In many parts of the world, rural women account for nearly half of the agricultural workforce and they commonly face discrimination at both societal levels and within their own households, which has profound effects on their Right to Food and food security.
Women farmers play a fundamental role in ensuring food security, particularly in rural societies but lack of training, impaired access to resources, and exclusion from decision-making power often result in yields up to 30% lower than those of male farmers.
Although women are responsible for about half of the world’s food production, female nutrition indicators, across all age groups, are worse than those of their male counterparts.
As a consequence, women farmers adjust to reduced food purchasing power by shifting to cheaper, less diverse diets.
Due to the nature of their role in farming, women farmers are often more exposed to the health hazards of harmful agricultural inputs than men.
Organic agriculture can support by:
- Ensuring that women, who have in most cultures a central role in caring for the diet of the household, can have access to healthier, diversified and nutritious food.
- Providing sustainable agricultural practices that avoid the use of chemical inputs, such as pesticides, which negatively impact women farmers’ health.

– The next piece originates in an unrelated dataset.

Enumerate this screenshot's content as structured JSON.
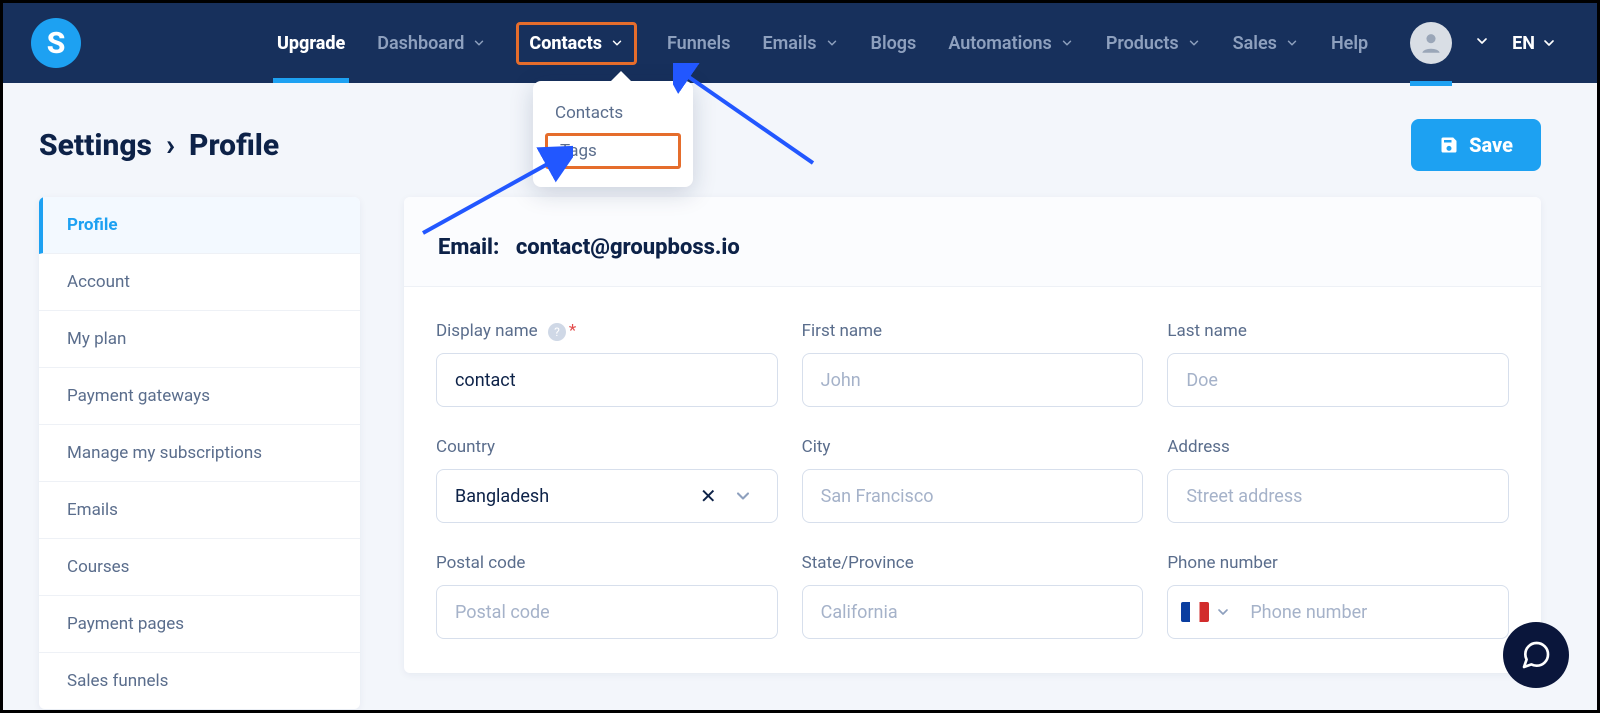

- Promoting knowledge-intensive practices, through technical information and training, which empowers women to act autonomously and independently.